The Honorable Edward Dumbauld, United States Senior District Judge for the Western District of Pennsylvania, sitting by designation


Because this case comes to us on summary judgment, we consider the facts in the light most favorable to the nonmoving party, CPI. See e.g., Adickes v. Kress & Co., 398 U.S. 144, 157, 90 S. Ct. 1598, 1608, 26 L. Ed. 2d 142 (1970)


CPI further alleges that Quality violated the corresponding Minnesota rules. See Minn.R. 2860.3500, subd. 14 and Minn.R. 2860.4500(B) (1) & (2), (C) (2) & (3), and (D) (3)


The Franchise Agreement provides:


CONSTRUCTION OF FRANCHISE AGREEMENT. This agreement shall be governed and construed according to the laws of the State of Maryland


CPI further argues that the choice-of-law clause is irrelevant because its Franchise Act claims are based on the fraudulent inducement deployed to convince CPI to enter the agreement rather than on a breach of the Franchise Agreement. It would be incongruous, however, to permit CPI to invoke the Franchise Act to address claims which arose prior to the creation of the franchisor-franchisee relationship when the law prevents the Franchise Act from applying to the Franchise Agreement which cements that relationship
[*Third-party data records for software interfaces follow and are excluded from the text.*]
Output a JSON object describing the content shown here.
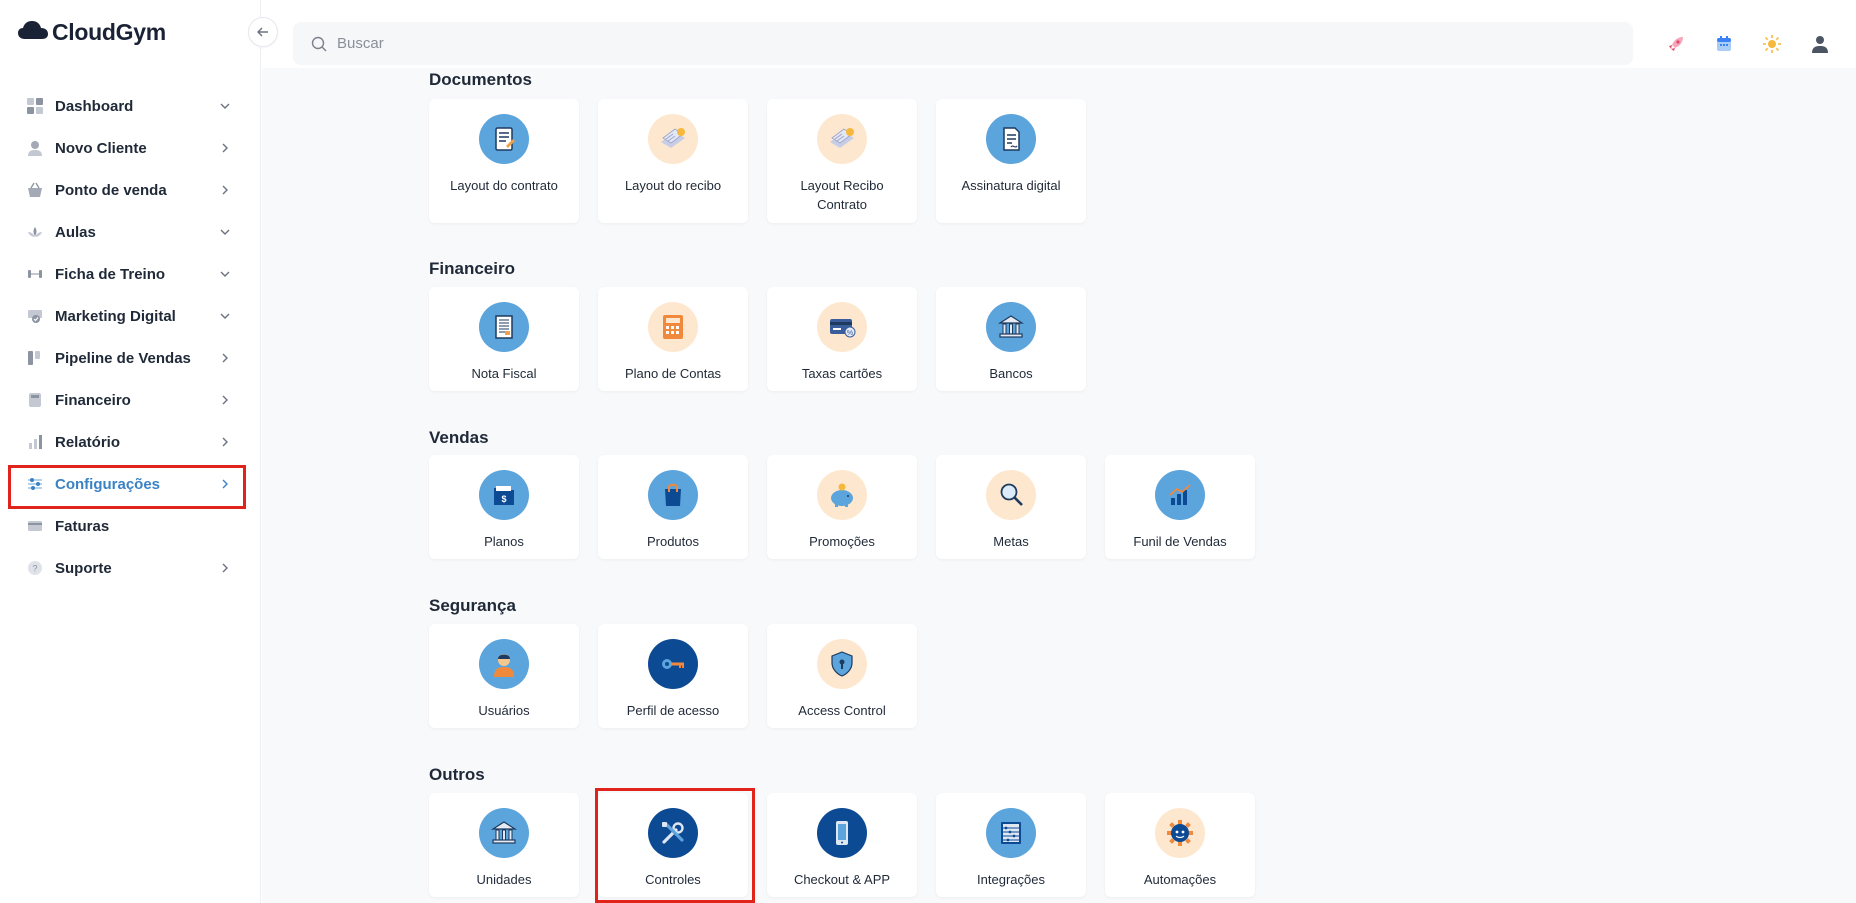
{
  "app": {
    "logo_text": "CloudGym"
  },
  "sidebar": {
    "items": [
      {
        "label": "Dashboard",
        "icon": "grid-icon",
        "chevron": "down"
      },
      {
        "label": "Novo Cliente",
        "icon": "user-icon",
        "chevron": "right"
      },
      {
        "label": "Ponto de venda",
        "icon": "basket-icon",
        "chevron": "right"
      },
      {
        "label": "Aulas",
        "icon": "lotus-icon",
        "chevron": "down"
      },
      {
        "label": "Ficha de Treino",
        "icon": "dumbbell-icon",
        "chevron": "down"
      },
      {
        "label": "Marketing Digital",
        "icon": "megaphone-icon",
        "chevron": "down"
      },
      {
        "label": "Pipeline de Vendas",
        "icon": "kanban-icon",
        "chevron": "right"
      },
      {
        "label": "Financeiro",
        "icon": "wallet-icon",
        "chevron": "right"
      },
      {
        "label": "Relatório",
        "icon": "bar-chart-icon",
        "chevron": "right"
      },
      {
        "label": "Configurações",
        "icon": "sliders-icon",
        "chevron": "right",
        "active": true
      },
      {
        "label": "Faturas",
        "icon": "credit-card-icon",
        "chevron": ""
      },
      {
        "label": "Suporte",
        "icon": "help-icon",
        "chevron": "right"
      }
    ]
  },
  "search": {
    "placeholder": "Buscar"
  },
  "sections": [
    {
      "title": "Documentos",
      "cards": [
        {
          "label": "Layout do contrato",
          "icon": "contract-icon",
          "style": "blue"
        },
        {
          "label": "Layout do recibo",
          "icon": "receipt-icon",
          "style": "peach"
        },
        {
          "label": "Layout Recibo Contrato",
          "icon": "receipt-contract-icon",
          "style": "peach"
        },
        {
          "label": "Assinatura digital",
          "icon": "digital-signature-icon",
          "style": "blue"
        }
      ]
    },
    {
      "title": "Financeiro",
      "cards": [
        {
          "label": "Nota Fiscal",
          "icon": "invoice-icon",
          "style": "blue"
        },
        {
          "label": "Plano de Contas",
          "icon": "calculator-icon",
          "style": "peach"
        },
        {
          "label": "Taxas cartões",
          "icon": "card-fees-icon",
          "style": "peach"
        },
        {
          "label": "Bancos",
          "icon": "bank-icon",
          "style": "blue"
        }
      ]
    },
    {
      "title": "Vendas",
      "cards": [
        {
          "label": "Planos",
          "icon": "plans-folder-icon",
          "style": "blue"
        },
        {
          "label": "Produtos",
          "icon": "shopping-bag-icon",
          "style": "blue"
        },
        {
          "label": "Promoções",
          "icon": "piggy-bank-icon",
          "style": "peach"
        },
        {
          "label": "Metas",
          "icon": "magnifier-icon",
          "style": "peach"
        },
        {
          "label": "Funil de Vendas",
          "icon": "sales-chart-icon",
          "style": "blue"
        }
      ]
    },
    {
      "title": "Segurança",
      "cards": [
        {
          "label": "Usuários",
          "icon": "person-icon",
          "style": "blue"
        },
        {
          "label": "Perfil de acesso",
          "icon": "key-icon",
          "style": "navy"
        },
        {
          "label": "Access Control",
          "icon": "shield-lock-icon",
          "style": "peach"
        }
      ]
    },
    {
      "title": "Outros",
      "cards": [
        {
          "label": "Unidades",
          "icon": "building-icon",
          "style": "blue"
        },
        {
          "label": "Controles",
          "icon": "tools-icon",
          "style": "navy",
          "highlighted": true
        },
        {
          "label": "Checkout & APP",
          "icon": "smartphone-icon",
          "style": "navy"
        },
        {
          "label": "Integrações",
          "icon": "abacus-icon",
          "style": "blue"
        },
        {
          "label": "Automações",
          "icon": "gear-robot-icon",
          "style": "peach"
        }
      ]
    }
  ]
}
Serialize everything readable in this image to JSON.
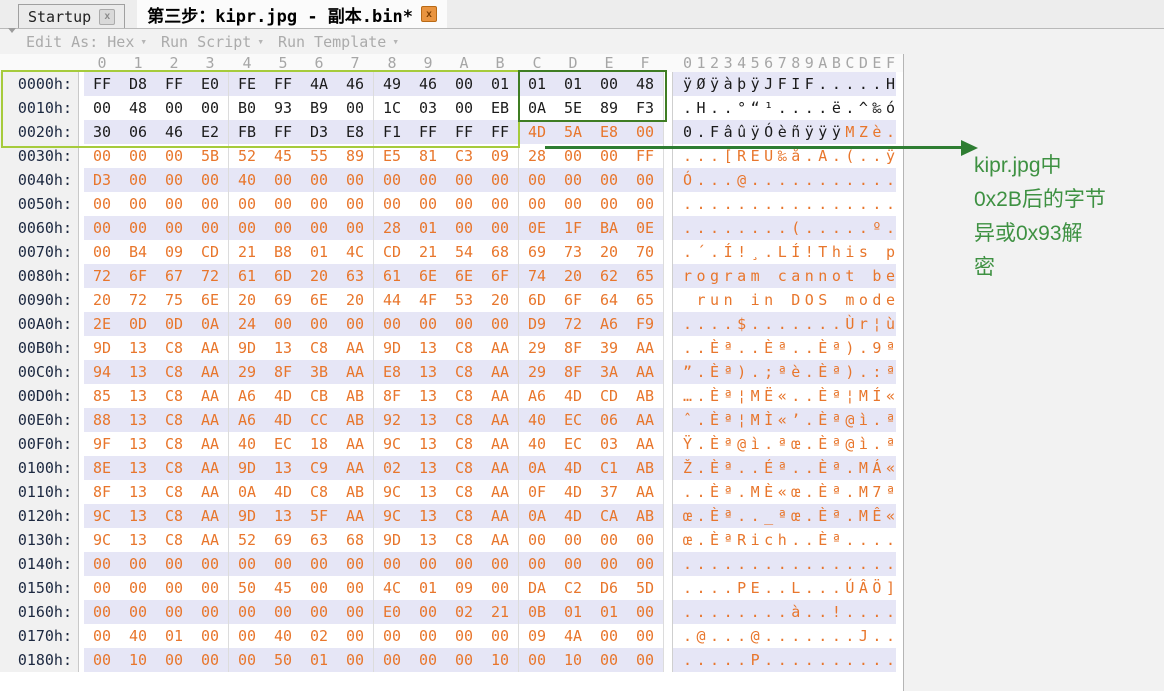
{
  "tabs": {
    "startup": {
      "label": "Startup",
      "close_glyph": "x"
    },
    "active": {
      "label": "第三步：kipr.jpg - 副本.bin*",
      "close_glyph": "x"
    }
  },
  "toolbar": {
    "edit_as": "Edit As: Hex",
    "run_script": "Run Script",
    "run_template": "Run Template",
    "caret": "▾"
  },
  "header": {
    "byte_cols": [
      "0",
      "1",
      "2",
      "3",
      "4",
      "5",
      "6",
      "7",
      "8",
      "9",
      "A",
      "B",
      "C",
      "D",
      "E",
      "F"
    ],
    "ascii_label": "0123456789ABCDEF"
  },
  "rows": [
    {
      "o": "0000h:",
      "b": "FF D8 FF E0 FE FF 4A 46 49 46 00 01 01 01 00 48",
      "k": 16,
      "a": "ÿØÿàþÿJFIF.....H",
      "ak": 16
    },
    {
      "o": "0010h:",
      "b": "00 48 00 00 B0 93 B9 00 1C 03 00 EB 0A 5E 89 F3",
      "k": 16,
      "a": ".H..°“¹....ë.^‰ó",
      "ak": 16
    },
    {
      "o": "0020h:",
      "b": "30 06 46 E2 FB FF D3 E8 F1 FF FF FF 4D 5A E8 00",
      "k": 12,
      "a": "0.FâûÿÓèñÿÿÿMZè.",
      "ak": 12
    },
    {
      "o": "0030h:",
      "b": "00 00 00 5B 52 45 55 89 E5 81 C3 09 28 00 00 FF",
      "k": 0,
      "a": "...[REU‰å.Ã.(..ÿ",
      "ak": 0
    },
    {
      "o": "0040h:",
      "b": "D3 00 00 00 40 00 00 00 00 00 00 00 00 00 00 00",
      "k": 0,
      "a": "Ó...@...........",
      "ak": 0
    },
    {
      "o": "0050h:",
      "b": "00 00 00 00 00 00 00 00 00 00 00 00 00 00 00 00",
      "k": 0,
      "a": "................",
      "ak": 0
    },
    {
      "o": "0060h:",
      "b": "00 00 00 00 00 00 00 00 28 01 00 00 0E 1F BA 0E",
      "k": 0,
      "a": "........(.....º.",
      "ak": 0
    },
    {
      "o": "0070h:",
      "b": "00 B4 09 CD 21 B8 01 4C CD 21 54 68 69 73 20 70",
      "k": 0,
      "a": ".´.Í!¸.LÍ!This p",
      "ak": 0
    },
    {
      "o": "0080h:",
      "b": "72 6F 67 72 61 6D 20 63 61 6E 6E 6F 74 20 62 65",
      "k": 0,
      "a": "rogram cannot be",
      "ak": 0
    },
    {
      "o": "0090h:",
      "b": "20 72 75 6E 20 69 6E 20 44 4F 53 20 6D 6F 64 65",
      "k": 0,
      "a": " run in DOS mode",
      "ak": 0
    },
    {
      "o": "00A0h:",
      "b": "2E 0D 0D 0A 24 00 00 00 00 00 00 00 D9 72 A6 F9",
      "k": 0,
      "a": "....$.......Ùr¦ù",
      "ak": 0
    },
    {
      "o": "00B0h:",
      "b": "9D 13 C8 AA 9D 13 C8 AA 9D 13 C8 AA 29 8F 39 AA",
      "k": 0,
      "a": "..Èª..Èª..Èª).9ª",
      "ak": 0
    },
    {
      "o": "00C0h:",
      "b": "94 13 C8 AA 29 8F 3B AA E8 13 C8 AA 29 8F 3A AA",
      "k": 0,
      "a": "”.Èª).;ªè.Èª).:ª",
      "ak": 0
    },
    {
      "o": "00D0h:",
      "b": "85 13 C8 AA A6 4D CB AB 8F 13 C8 AA A6 4D CD AB",
      "k": 0,
      "a": "….Èª¦MË«..Èª¦MÍ«",
      "ak": 0
    },
    {
      "o": "00E0h:",
      "b": "88 13 C8 AA A6 4D CC AB 92 13 C8 AA 40 EC 06 AA",
      "k": 0,
      "a": "ˆ.Èª¦MÌ«’.Èª@ì.ª",
      "ak": 0
    },
    {
      "o": "00F0h:",
      "b": "9F 13 C8 AA 40 EC 18 AA 9C 13 C8 AA 40 EC 03 AA",
      "k": 0,
      "a": "Ÿ.Èª@ì.ªœ.Èª@ì.ª",
      "ak": 0
    },
    {
      "o": "0100h:",
      "b": "8E 13 C8 AA 9D 13 C9 AA 02 13 C8 AA 0A 4D C1 AB",
      "k": 0,
      "a": "Ž.Èª..Éª..Èª.MÁ«",
      "ak": 0
    },
    {
      "o": "0110h:",
      "b": "8F 13 C8 AA 0A 4D C8 AB 9C 13 C8 AA 0F 4D 37 AA",
      "k": 0,
      "a": "..Èª.MÈ«œ.Èª.M7ª",
      "ak": 0
    },
    {
      "o": "0120h:",
      "b": "9C 13 C8 AA 9D 13 5F AA 9C 13 C8 AA 0A 4D CA AB",
      "k": 0,
      "a": "œ.Èª.._ªœ.Èª.MÊ«",
      "ak": 0
    },
    {
      "o": "0130h:",
      "b": "9C 13 C8 AA 52 69 63 68 9D 13 C8 AA 00 00 00 00",
      "k": 0,
      "a": "œ.ÈªRich..Èª....",
      "ak": 0
    },
    {
      "o": "0140h:",
      "b": "00 00 00 00 00 00 00 00 00 00 00 00 00 00 00 00",
      "k": 0,
      "a": "................",
      "ak": 0
    },
    {
      "o": "0150h:",
      "b": "00 00 00 00 50 45 00 00 4C 01 09 00 DA C2 D6 5D",
      "k": 0,
      "a": "....PE..L...ÚÂÖ]",
      "ak": 0
    },
    {
      "o": "0160h:",
      "b": "00 00 00 00 00 00 00 00 E0 00 02 21 0B 01 01 00",
      "k": 0,
      "a": "........à..!....",
      "ak": 0
    },
    {
      "o": "0170h:",
      "b": "00 40 01 00 00 40 02 00 00 00 00 00 09 4A 00 00",
      "k": 0,
      "a": ".@...@.......J..",
      "ak": 0
    },
    {
      "o": "0180h:",
      "b": "00 10 00 00 00 50 01 00 00 00 00 10 00 10 00 00",
      "k": 0,
      "a": ".....P..........",
      "ak": 0
    }
  ],
  "annotation": {
    "lines": [
      "kipr.jpg中",
      "0x2B后的字节",
      "异或0x93解",
      "密"
    ]
  },
  "colors": {
    "hex_unmodified": "#1b1b1b",
    "hex_modified": "#e8762c",
    "row_stripe": "#e6e6f6",
    "selection_light": "#a6cb3c",
    "selection_dark": "#3f7d23",
    "arrow_green": "#2e7d32",
    "annotation_green": "#3e9142"
  }
}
Despite Quality's objection to the invocation of the Minnesota Franchise Act, it does not object to the use of Minnesota law to resolve CPI's fraud claim. See Financial Timing Publications v. Compugraphic Corp., 893 F.2d 936, 943, n. 7 (8th Cir. 1990) ("applying the 'better law' methodology of Milkovich v. Saari, 295 Minn. 155, 203 N.W.2d 408 (1973), would honor the parties' contractual choice of law provision with respect to the breach of warranty claims, but would apply Minnesota law to the fraud claim")


Our holding on this issue applies to paragraphs 11 and 16, quoted supra at 873. The district court also concluded that these paragraphs did not preclude CPI from claiming reliance on Quality's misrepresentations


We have reviewed Quality's arguments that Francois was not employed in a managerial capacity by Quality and was not acting in the scope of employment when the alleged fraud occurred precluding punitive damages against Quality. See Minn.Stat. Sec. 549.20, subd. 2(c) (1991). We have also reviewed Quality's contention that the compensatory damages sought by CPI would restore it to the status quo ante and thus would preclude CPI from recovering punitive damages. Neither of these arguments is persuasive